The rule would cover six types of per- and polyfluoroalkyl substances (PFAS), also known as “forever chemicals,” and is one of the biggest steps taken toward improving drinking water in 30 years. PFAS are a group of industrial chemicals used since the 1950s in a variety of industrial and consumer products because of their ability to resist liquids. Think non-stick pans, rain jackets, and even pizza boxes. EPA has found that the two most-studied chemicals in the class, PFOA and PFOS, lead to cancer and some form of PFAS are found in nearly every American’s blood.
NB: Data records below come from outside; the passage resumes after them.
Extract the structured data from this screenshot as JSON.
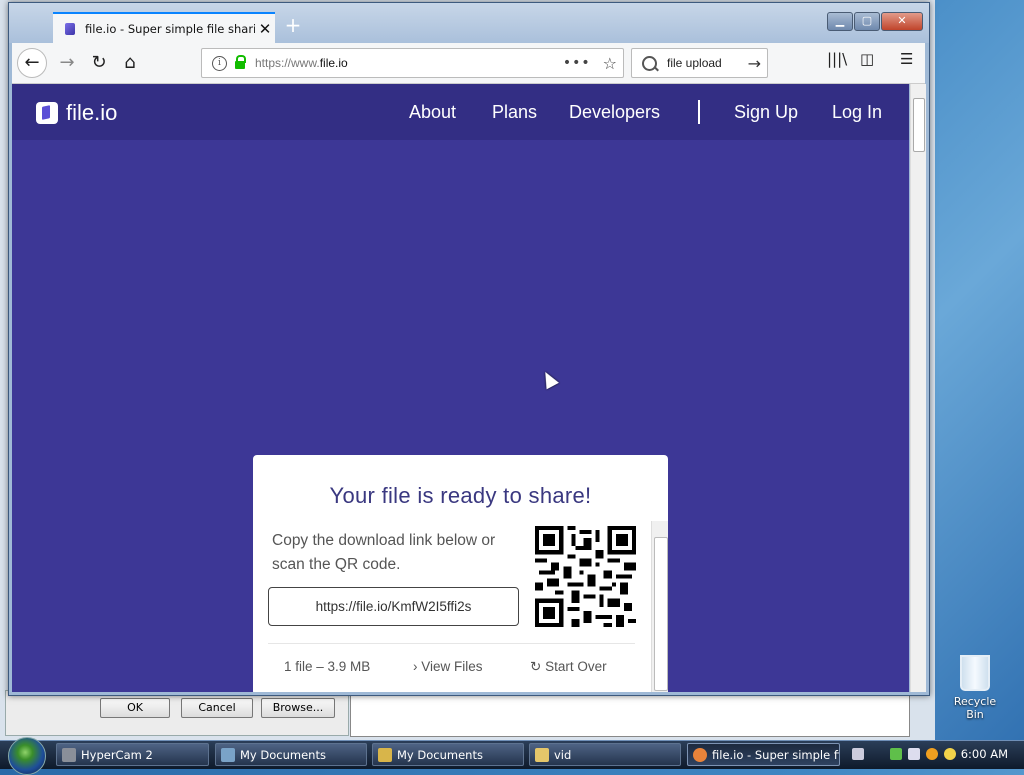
{
  "browser": {
    "tab_title": "file.io - Super simple file sharing",
    "url_prefix": "https://www.",
    "url_domain": "file.io",
    "search_query": "file upload"
  },
  "site": {
    "logo_text": "file.io",
    "nav": {
      "about": "About",
      "plans": "Plans",
      "developers": "Developers",
      "signup": "Sign Up",
      "login": "Log In"
    }
  },
  "card": {
    "title": "Your file is ready to share!",
    "description": "Copy the download link below or scan the QR code.",
    "link": "https://file.io/KmfW2I5ffi2s",
    "file_info": "1 file – 3.9 MB",
    "view_files": "View Files",
    "start_over": "Start Over"
  },
  "background_dialog": {
    "ok": "OK",
    "cancel": "Cancel",
    "browse": "Browse..."
  },
  "desktop": {
    "recycle_bin": "Recycle Bin"
  },
  "taskbar": {
    "items": [
      "HyperCam 2",
      "My Documents",
      "My Documents",
      "vid",
      "file.io - Super simple fil..."
    ],
    "clock": "6:00 AM"
  },
  "colors": {
    "brand_nav": "#332e84",
    "brand_bg": "#3d3796",
    "title_color": "#3a3880"
  },
  "icons": [
    "back-icon",
    "forward-icon",
    "reload-icon",
    "home-icon",
    "info-icon",
    "lock-icon",
    "star-icon",
    "search-icon",
    "library-icon",
    "sidebar-icon",
    "menu-icon"
  ]
}
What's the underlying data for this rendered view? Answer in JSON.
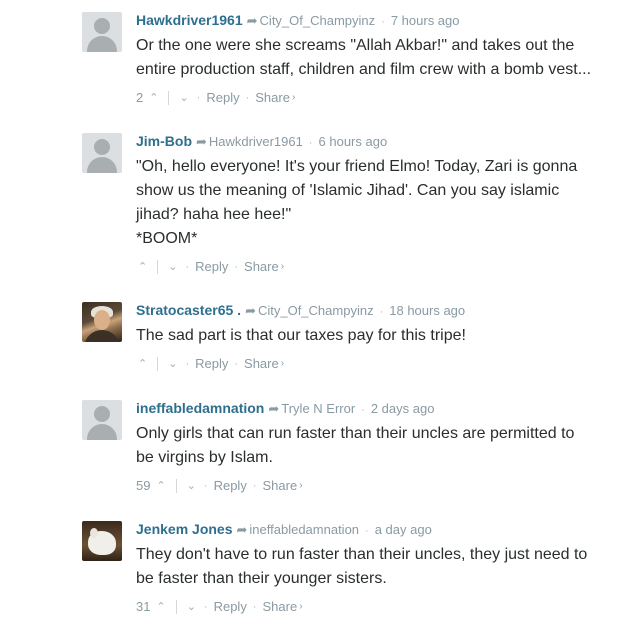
{
  "comments": [
    {
      "author": "Hawkdriver1961",
      "parent": "City_Of_Champyinz",
      "time": "7 hours ago",
      "lines": [
        "Or the one were she screams \"Allah Akbar!\" and takes out the",
        "entire production staff, children and film crew with a bomb vest..."
      ],
      "votes": "2",
      "avatar": "default-avatar"
    },
    {
      "author": "Jim-Bob",
      "parent": "Hawkdriver1961",
      "time": "6 hours ago",
      "lines": [
        "\"Oh, hello everyone! It's your friend Elmo! Today, Zari is gonna",
        "show us the meaning of 'Islamic Jihad'. Can you say islamic",
        "jihad? haha hee hee!\"",
        "*BOOM*"
      ],
      "votes": "",
      "avatar": "default-avatar"
    },
    {
      "author": "Stratocaster65 .",
      "parent": "City_Of_Champyinz",
      "time": "18 hours ago",
      "lines": [
        "The sad part is that our taxes pay for this tripe!"
      ],
      "votes": "",
      "avatar": "portrait-avatar"
    },
    {
      "author": "ineffabledamnation",
      "parent": "Tryle N Error",
      "time": "2 days ago",
      "lines": [
        "Only girls that can run faster than their uncles are permitted to",
        "be virgins by Islam."
      ],
      "votes": "59",
      "avatar": "default-avatar"
    },
    {
      "author": "Jenkem Jones",
      "parent": "ineffabledamnation",
      "time": "a day ago",
      "lines": [
        "They don't have to run faster than their uncles, they just need to",
        "be faster than their younger sisters."
      ],
      "votes": "31",
      "avatar": "dog-avatar"
    }
  ],
  "labels": {
    "reply": "Reply",
    "share": "Share",
    "upvote_glyph": "⌃",
    "downvote_glyph": "⌄",
    "separator": "·",
    "reply_arrow_glyph": "➦",
    "chevron_glyph": "›"
  },
  "colors": {
    "author": "#2e6f8e",
    "muted": "#8a9aa3",
    "text": "#2a2e2e"
  }
}
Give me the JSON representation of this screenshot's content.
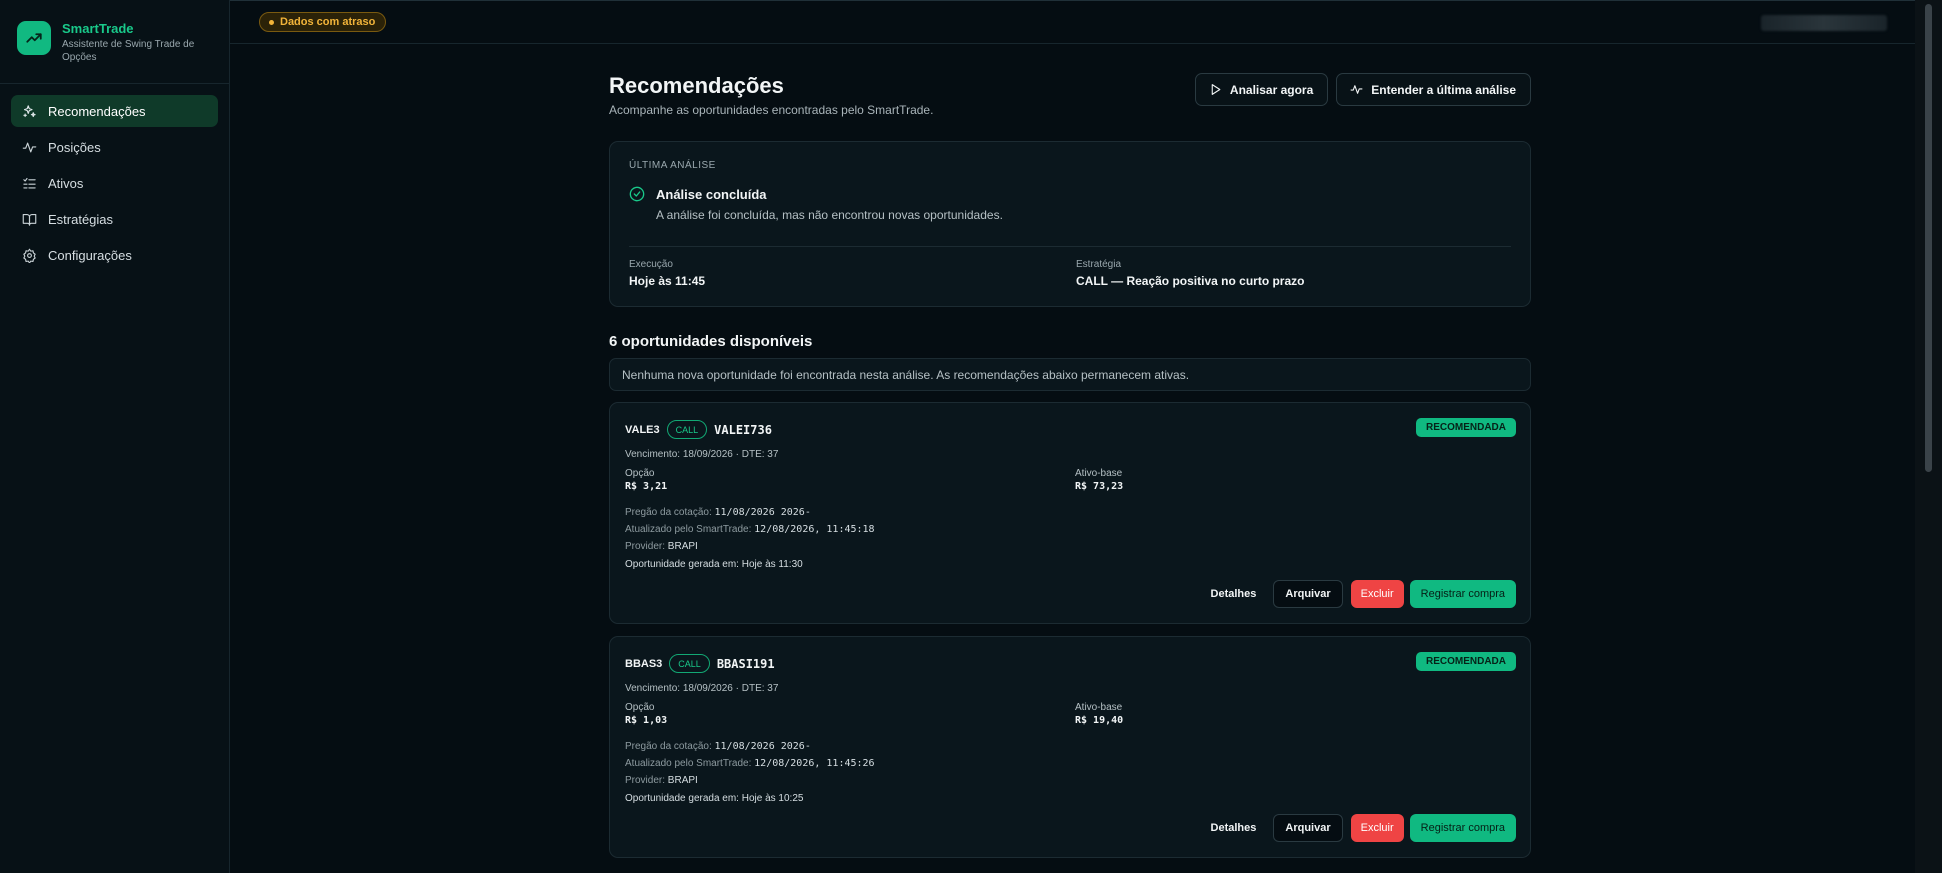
{
  "brand": {
    "name": "SmartTrade",
    "subtitle": "Assistente de Swing Trade de Opções"
  },
  "sidebar": {
    "items": [
      {
        "label": "Recomendações",
        "icon": "sparkles-icon",
        "active": true
      },
      {
        "label": "Posições",
        "icon": "activity-icon",
        "active": false
      },
      {
        "label": "Ativos",
        "icon": "list-check-icon",
        "active": false
      },
      {
        "label": "Estratégias",
        "icon": "book-open-icon",
        "active": false
      },
      {
        "label": "Configurações",
        "icon": "gear-icon",
        "active": false
      }
    ]
  },
  "topbar": {
    "delay_badge": "Dados com atraso"
  },
  "header": {
    "title": "Recomendações",
    "subtitle": "Acompanhe as oportunidades encontradas pelo SmartTrade.",
    "analyze_now": "Analisar agora",
    "explain_last": "Entender a última análise"
  },
  "analysis": {
    "section_label": "ÚLTIMA ANÁLISE",
    "status_title": "Análise concluída",
    "status_desc": "A análise foi concluída, mas não encontrou novas oportunidades.",
    "execution_label": "Execução",
    "execution_value": "Hoje às 11:45",
    "strategy_label": "Estratégia",
    "strategy_value": "CALL — Reação positiva no curto prazo"
  },
  "opportunities": {
    "title": "6 oportunidades disponíveis",
    "info": "Nenhuma nova oportunidade foi encontrada nesta análise. As recomendações abaixo permanecem ativas.",
    "items": [
      {
        "ticker": "VALE3",
        "type": "CALL",
        "code": "VALEI736",
        "badge": "RECOMENDADA",
        "expiry": "Vencimento: 18/09/2026 · DTE: 37",
        "option_label": "Opção",
        "option_value": "R$ 3,21",
        "base_label": "Ativo-base",
        "base_value": "R$ 73,23",
        "quote_label": "Pregão da cotação:",
        "quote_value": "11/08/2026 2026-",
        "updated_label": "Atualizado pelo SmartTrade:",
        "updated_value": "12/08/2026, 11:45:18",
        "provider_label": "Provider:",
        "provider_value": "BRAPI",
        "generated": "Oportunidade gerada em: Hoje às 11:30",
        "btn_details": "Detalhes",
        "btn_archive": "Arquivar",
        "btn_delete": "Excluir",
        "btn_buy": "Registrar compra"
      },
      {
        "ticker": "BBAS3",
        "type": "CALL",
        "code": "BBASI191",
        "badge": "RECOMENDADA",
        "expiry": "Vencimento: 18/09/2026 · DTE: 37",
        "option_label": "Opção",
        "option_value": "R$ 1,03",
        "base_label": "Ativo-base",
        "base_value": "R$ 19,40",
        "quote_label": "Pregão da cotação:",
        "quote_value": "11/08/2026 2026-",
        "updated_label": "Atualizado pelo SmartTrade:",
        "updated_value": "12/08/2026, 11:45:26",
        "provider_label": "Provider:",
        "provider_value": "BRAPI",
        "generated": "Oportunidade gerada em: Hoje às 10:25",
        "btn_details": "Detalhes",
        "btn_archive": "Arquivar",
        "btn_delete": "Excluir",
        "btn_buy": "Registrar compra"
      }
    ]
  },
  "colors": {
    "accent": "#10b981",
    "danger": "#ef4444",
    "warning": "#f2b43a",
    "background": "#050d12"
  }
}
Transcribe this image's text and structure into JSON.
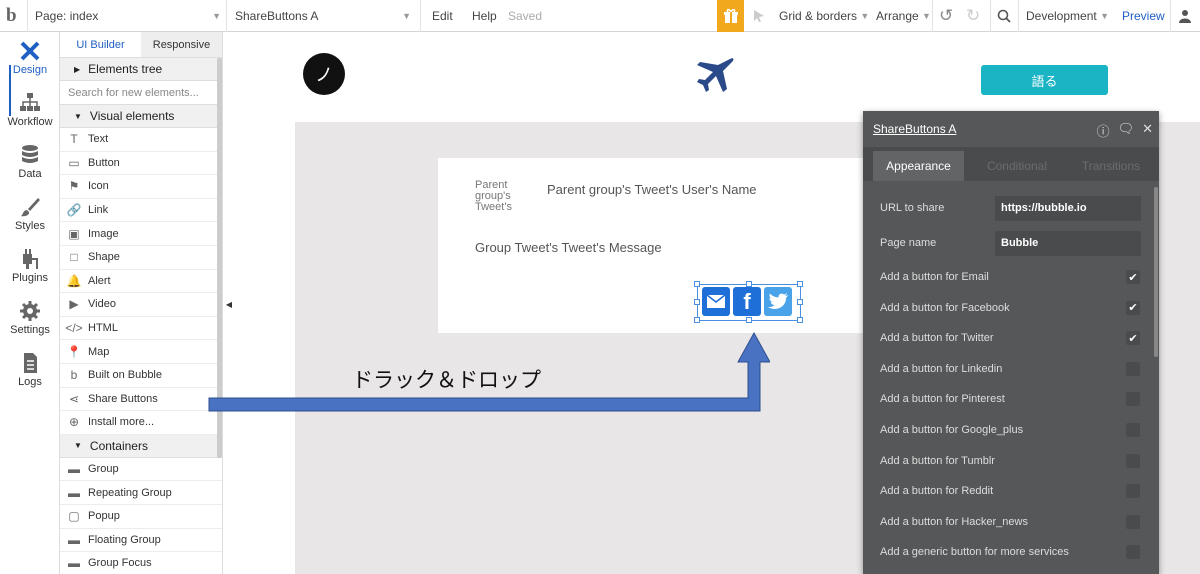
{
  "topbar": {
    "logo": "b",
    "page_label": "Page: index",
    "element_label": "ShareButtons A",
    "edit": "Edit",
    "help": "Help",
    "saved": "Saved",
    "grid": "Grid & borders",
    "arrange": "Arrange",
    "development": "Development",
    "preview": "Preview"
  },
  "iconbar": {
    "items": [
      {
        "label": "Design",
        "icon": "design-icon"
      },
      {
        "label": "Workflow",
        "icon": "workflow-icon"
      },
      {
        "label": "Data",
        "icon": "database-icon"
      },
      {
        "label": "Styles",
        "icon": "brush-icon"
      },
      {
        "label": "Plugins",
        "icon": "plug-icon"
      },
      {
        "label": "Settings",
        "icon": "gear-icon"
      },
      {
        "label": "Logs",
        "icon": "document-icon"
      }
    ]
  },
  "panel": {
    "tab_builder": "UI Builder",
    "tab_responsive": "Responsive",
    "elements_tree": "Elements tree",
    "search_placeholder": "Search for new elements...",
    "visual_header": "Visual elements",
    "visual_items": [
      {
        "label": "Text",
        "icon": "text-icon"
      },
      {
        "label": "Button",
        "icon": "button-icon"
      },
      {
        "label": "Icon",
        "icon": "flag-icon"
      },
      {
        "label": "Link",
        "icon": "link-icon"
      },
      {
        "label": "Image",
        "icon": "image-icon"
      },
      {
        "label": "Shape",
        "icon": "shape-icon"
      },
      {
        "label": "Alert",
        "icon": "bell-icon"
      },
      {
        "label": "Video",
        "icon": "video-icon"
      },
      {
        "label": "HTML",
        "icon": "code-icon"
      },
      {
        "label": "Map",
        "icon": "map-pin-icon"
      },
      {
        "label": "Built on Bubble",
        "icon": "bubble-logo-icon"
      },
      {
        "label": "Share Buttons",
        "icon": "share-icon"
      },
      {
        "label": "Install more...",
        "icon": "plus-circle-icon"
      }
    ],
    "containers_header": "Containers",
    "container_items": [
      {
        "label": "Group",
        "icon": "folder-icon"
      },
      {
        "label": "Repeating Group",
        "icon": "folder-icon"
      },
      {
        "label": "Popup",
        "icon": "popup-icon"
      },
      {
        "label": "Floating Group",
        "icon": "folder-icon"
      },
      {
        "label": "Group Focus",
        "icon": "folder-icon"
      }
    ]
  },
  "canvas": {
    "phone_glyph": "ノ",
    "teal_button": "語る",
    "avatar_alt": "Parent group's Tweet's",
    "username": "Parent group's Tweet's User's Name",
    "message": "Group Tweet's Tweet's Message",
    "drag_drop": "ドラック＆ドロップ",
    "share_icons": [
      "email-icon",
      "facebook-icon",
      "twitter-icon"
    ]
  },
  "editor": {
    "title": "ShareButtons A",
    "tabs": [
      "Appearance",
      "Conditional",
      "Transitions"
    ],
    "fields": [
      {
        "label": "URL to share",
        "value": "https://bubble.io"
      },
      {
        "label": "Page name",
        "value": "Bubble"
      }
    ],
    "checks": [
      {
        "label": "Add a button for Email",
        "checked": true
      },
      {
        "label": "Add a button for Facebook",
        "checked": true
      },
      {
        "label": "Add a button for Twitter",
        "checked": true
      },
      {
        "label": "Add a button for Linkedin",
        "checked": false
      },
      {
        "label": "Add a button for Pinterest",
        "checked": false
      },
      {
        "label": "Add a button for Google_plus",
        "checked": false
      },
      {
        "label": "Add a button for Tumblr",
        "checked": false
      },
      {
        "label": "Add a button for Reddit",
        "checked": false
      },
      {
        "label": "Add a button for Hacker_news",
        "checked": false
      },
      {
        "label": "Add a generic button for more services",
        "checked": false
      }
    ]
  },
  "colors": {
    "accent": "#1f5fc4",
    "teal": "#1bb4c4",
    "gift": "#f2a81d",
    "email": "#1f6fd8",
    "facebook": "#1f6fd8",
    "twitter": "#4aa3e8",
    "editor_bg": "#565759"
  }
}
The agency estimates the final rule would save tens of thousands of lives and significantly reduce the rate of serious disease.

Water utilities will have to invest heavily on ways to filter out the tiny chemicals from customers’ potable water, and a number of the impacted utilities are suing major PFAS manufacturer 3M, in an effort to get 3M to pay for the cost of the water remediation. Advocates like Robert Bilott, who won a lawsuit against DuPont for poisoning communities in West Virginia, celebrated the proposed rule, telling Grist that “it has taken far too long to get to this point, but the scientific facts and truth about the health threat posed by these … poisons have finally prevailed over the decades of corporate cover-ups and misinformation campaigns designed to mislead the public and delay action.”

“The science is clear that long-term exposure to PFAS is linked to significant health risks,” Radhika Fox, assistant EPA administrator for water, said in an interview.

(Grist, Axios, AP, Politico $, New York Times $, The Hill, Washington Examiner, Explainer: Politico Pro $)